  1. Identify the source – if you have the tie wait till the ants eat away their delicious meal, else u can remove the source and displace it to any outdoor space
  2. Sprinkle turmeric powder over the ant line – the ants just go away after a while. Unlike when using the chalk pieces the ants are repelled here rather than getting killed. It feels ethically so nice to be nice to these little beings you know.!

It is after I saw this simple technique work that I realized why our traditional olden day houses and temples were lined with turmeric on the outside walls and also near the entrance (vaasapadi).

Natural Mosquito Repellent

Sure shot answer I have found so far is Lemongrass oil (an essential oil). Trust me it really works, because I tried it during the Dec 2015 floods – no power, stagnant water behind the house – it magically worked. Plus this oil being used in aromatherapy induces a freshening sleep. Take a few drops of lemongrass oil in a small cup and leave it on your bedside and enjoy a mosquito-free sleep. Alternatively you also get room fresheners with lemon grass fragrance, guess they work well too (I haven’t tried this though, but it has worked for my friend).

All-Purpose Cleaner 1:

Soapnut powder or liquid can easily be used as an all purpose cleaner, right from cleaning floor to bathrooms to kitchen sinks.

All-Purpose Cleaner 2:

Bio-enzyme – A homemade, child friendly, inexpensive cleaner – it can be used on tough stains of laundry, socks, cloth pads, toilet, sink, floor, etc.
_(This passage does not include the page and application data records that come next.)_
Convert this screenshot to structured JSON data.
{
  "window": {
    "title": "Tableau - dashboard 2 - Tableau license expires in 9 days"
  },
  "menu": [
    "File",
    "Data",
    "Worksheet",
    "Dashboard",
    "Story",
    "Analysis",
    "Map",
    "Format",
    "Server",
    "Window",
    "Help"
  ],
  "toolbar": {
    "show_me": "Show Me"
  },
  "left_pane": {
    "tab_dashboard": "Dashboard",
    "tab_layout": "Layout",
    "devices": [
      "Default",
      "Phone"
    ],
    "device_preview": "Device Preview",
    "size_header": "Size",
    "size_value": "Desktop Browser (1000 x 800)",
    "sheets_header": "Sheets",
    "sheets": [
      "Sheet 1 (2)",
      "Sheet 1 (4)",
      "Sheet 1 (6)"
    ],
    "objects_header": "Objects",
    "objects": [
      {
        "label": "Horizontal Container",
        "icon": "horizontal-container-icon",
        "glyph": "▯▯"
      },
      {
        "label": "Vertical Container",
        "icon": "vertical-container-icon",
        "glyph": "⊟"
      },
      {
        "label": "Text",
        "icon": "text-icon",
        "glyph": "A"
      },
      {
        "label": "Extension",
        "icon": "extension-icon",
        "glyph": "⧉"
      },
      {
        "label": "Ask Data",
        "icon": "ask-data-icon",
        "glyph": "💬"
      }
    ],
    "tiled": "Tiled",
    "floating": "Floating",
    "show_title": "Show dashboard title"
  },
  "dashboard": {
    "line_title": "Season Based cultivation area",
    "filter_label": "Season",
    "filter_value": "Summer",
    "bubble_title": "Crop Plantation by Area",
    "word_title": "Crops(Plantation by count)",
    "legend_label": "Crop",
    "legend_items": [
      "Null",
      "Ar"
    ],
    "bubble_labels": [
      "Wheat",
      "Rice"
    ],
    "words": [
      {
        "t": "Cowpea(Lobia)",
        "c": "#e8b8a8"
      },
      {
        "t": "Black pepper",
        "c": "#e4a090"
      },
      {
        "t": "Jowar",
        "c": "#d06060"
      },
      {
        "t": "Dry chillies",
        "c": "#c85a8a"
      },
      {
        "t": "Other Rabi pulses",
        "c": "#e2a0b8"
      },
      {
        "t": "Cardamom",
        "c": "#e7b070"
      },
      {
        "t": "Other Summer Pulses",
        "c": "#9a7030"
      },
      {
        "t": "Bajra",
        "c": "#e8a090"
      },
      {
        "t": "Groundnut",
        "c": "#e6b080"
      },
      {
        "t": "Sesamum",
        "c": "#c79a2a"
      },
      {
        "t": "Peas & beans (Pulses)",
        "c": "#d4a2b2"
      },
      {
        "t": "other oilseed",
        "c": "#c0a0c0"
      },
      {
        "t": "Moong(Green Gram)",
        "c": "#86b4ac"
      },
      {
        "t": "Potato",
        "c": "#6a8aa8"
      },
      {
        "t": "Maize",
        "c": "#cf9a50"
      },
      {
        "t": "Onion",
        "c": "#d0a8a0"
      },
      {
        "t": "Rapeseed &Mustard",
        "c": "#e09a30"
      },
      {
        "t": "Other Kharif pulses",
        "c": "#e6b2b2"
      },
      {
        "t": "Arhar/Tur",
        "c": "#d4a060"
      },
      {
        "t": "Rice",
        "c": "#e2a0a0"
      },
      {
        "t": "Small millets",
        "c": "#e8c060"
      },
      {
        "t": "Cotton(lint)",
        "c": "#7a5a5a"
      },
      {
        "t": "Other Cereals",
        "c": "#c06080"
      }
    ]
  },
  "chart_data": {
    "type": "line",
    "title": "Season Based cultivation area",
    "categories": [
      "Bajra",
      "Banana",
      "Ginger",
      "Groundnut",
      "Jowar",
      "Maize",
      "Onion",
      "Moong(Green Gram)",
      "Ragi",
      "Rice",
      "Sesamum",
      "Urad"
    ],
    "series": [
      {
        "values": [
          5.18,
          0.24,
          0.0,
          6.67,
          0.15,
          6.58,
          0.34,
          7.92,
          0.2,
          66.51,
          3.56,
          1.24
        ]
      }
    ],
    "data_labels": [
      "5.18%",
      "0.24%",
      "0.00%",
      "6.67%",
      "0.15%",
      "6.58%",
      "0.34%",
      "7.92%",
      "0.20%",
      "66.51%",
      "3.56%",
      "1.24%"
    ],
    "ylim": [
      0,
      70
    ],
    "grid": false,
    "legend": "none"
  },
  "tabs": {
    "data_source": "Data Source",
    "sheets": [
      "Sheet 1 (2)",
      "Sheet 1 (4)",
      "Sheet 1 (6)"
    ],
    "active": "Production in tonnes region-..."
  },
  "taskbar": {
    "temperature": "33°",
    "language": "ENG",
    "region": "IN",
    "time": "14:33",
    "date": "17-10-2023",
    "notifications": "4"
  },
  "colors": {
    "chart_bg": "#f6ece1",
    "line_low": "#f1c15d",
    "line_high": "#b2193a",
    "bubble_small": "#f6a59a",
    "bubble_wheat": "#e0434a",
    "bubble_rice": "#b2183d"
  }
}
I followed this blog to make bio enzyme, a very detailed explanation. Please follow the bio-enzyme link.